The film lives up to its title. 'Cheeni' is indeed 'kum' in this movie because just when you thought that the sugar coated proceedings would actually make you turn diabetic, director Balki suddenly decides to eliminate the dish with all the sugar and makes it taste so 'feeka' that you tend to relish only the first few helpings (read first half) than the dessert (the last 30 minutes).
In nutshell, this dish is to enjoyed more for it's main course than the dessert.
Now let's come to the bright side of the film. First half of the film rocks in a major way as there is not a moment when the smile goes away from your face. Whether it is Amitabh Bachchan's conversations with his team of cooks or the sweet moments with his regular visitor [Tabu], everything moves on like a cool breeze.

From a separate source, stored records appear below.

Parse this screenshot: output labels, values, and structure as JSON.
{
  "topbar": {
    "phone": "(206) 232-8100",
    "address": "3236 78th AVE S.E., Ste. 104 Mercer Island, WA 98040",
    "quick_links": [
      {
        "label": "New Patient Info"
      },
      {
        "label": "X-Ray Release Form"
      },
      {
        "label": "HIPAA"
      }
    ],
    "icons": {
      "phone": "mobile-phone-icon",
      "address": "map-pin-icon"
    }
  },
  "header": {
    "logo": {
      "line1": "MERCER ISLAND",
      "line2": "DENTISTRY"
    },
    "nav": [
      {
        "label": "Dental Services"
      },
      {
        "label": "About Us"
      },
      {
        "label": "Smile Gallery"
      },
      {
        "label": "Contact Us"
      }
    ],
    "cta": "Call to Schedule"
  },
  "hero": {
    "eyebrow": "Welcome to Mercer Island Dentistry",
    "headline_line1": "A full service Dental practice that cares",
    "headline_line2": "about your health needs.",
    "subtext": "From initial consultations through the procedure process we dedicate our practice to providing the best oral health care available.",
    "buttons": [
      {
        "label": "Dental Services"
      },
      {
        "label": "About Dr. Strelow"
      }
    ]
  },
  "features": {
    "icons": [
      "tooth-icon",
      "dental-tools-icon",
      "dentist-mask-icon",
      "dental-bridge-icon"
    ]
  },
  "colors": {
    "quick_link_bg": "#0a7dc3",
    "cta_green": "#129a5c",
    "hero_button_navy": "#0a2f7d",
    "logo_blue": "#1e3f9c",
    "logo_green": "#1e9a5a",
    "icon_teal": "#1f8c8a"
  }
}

Each and ever sequence that has the two actors in a single frame creates fireworks as Tabu confidently takes on Big B in his own game. It is great to see Tabu showing her lighter side after being used to watching her in heavy-duty emotional roles. The two keep coming closer to each other with every passing meeting and never once does it seem that the writer had thrust romance on the two.
The realization of love between the two is also handled with utmost maturity making it clear that the romance here is between a man and a woman, not a boy and a girl. By the time the marriage question is popped, you are almost eager to enter the frame and make them say yes!
So far so good. This is the moment where one would have expected even further fireworks with the introduction of Tabu's dad [Paresh Rawal] who is expectedly not kicked about the entire idea. The initial sequences between Amitabh and Paresh bring on the chuckles but later repetitiveness sets in and the movie gets into a different track altogether i.e. drama. The 'satyagraha' angle further makes you go 'yawn' as one starts missing those sweet-n-sour moments which were the hallmark of the first half.
Thankfully two delightful supporting actors ensure that there are some redeeming moments. They are Bachchan's mother [Zohra Sehgal] and his best friend named Sexy [Swini Khara], a 6 year old girl, who are the two people closest to his heart and life. While Zohra Sehgal is simply irresistible every time she appears on a frame (watch out for her as she reprimands Bachchan for not visiting gym regularly), Swini redefines the meaning of best friends. It is unlike the so-sweet-so-cute kind of potrayel that Bollywood has traditionally been known for when it comes to kids. Extremely lovable and intelligent, Swini's character is a case of apt writing.
Both Bachchan and Tabu are superb throughout the film and demonstrate varying range of emotions as required. In one of the romantic sequences between the two, one can actually sense the Bachchan of SILSILA as his eyes do all the talking with his beloved. Not to be missed! Tabu plays an urban woman to perfection as she challenges her to-be-husband for her 'stamina' when it comes to doing better things in life at this age!
From both music and editing perspective, there is a clear distinction between the first and the second half. While music is extremely likeable as the songs play in the background throughout the first half of the narrative, in the second half it is hardly effective. Ditto for editing since the scenes continue to drag on and on in the second half. Ideally the film could have been cut short by at least 30 minutes.
Balki was justified in announcing to one and all that his CHEENI KUM wasn't NISHABD. While that is indeed the case, one wonders who was even thinking it to be one, considering the fact that the promos made the film's subject quite clear. What the promos didn't clarify was the fact that the film is not just a light hearted romantic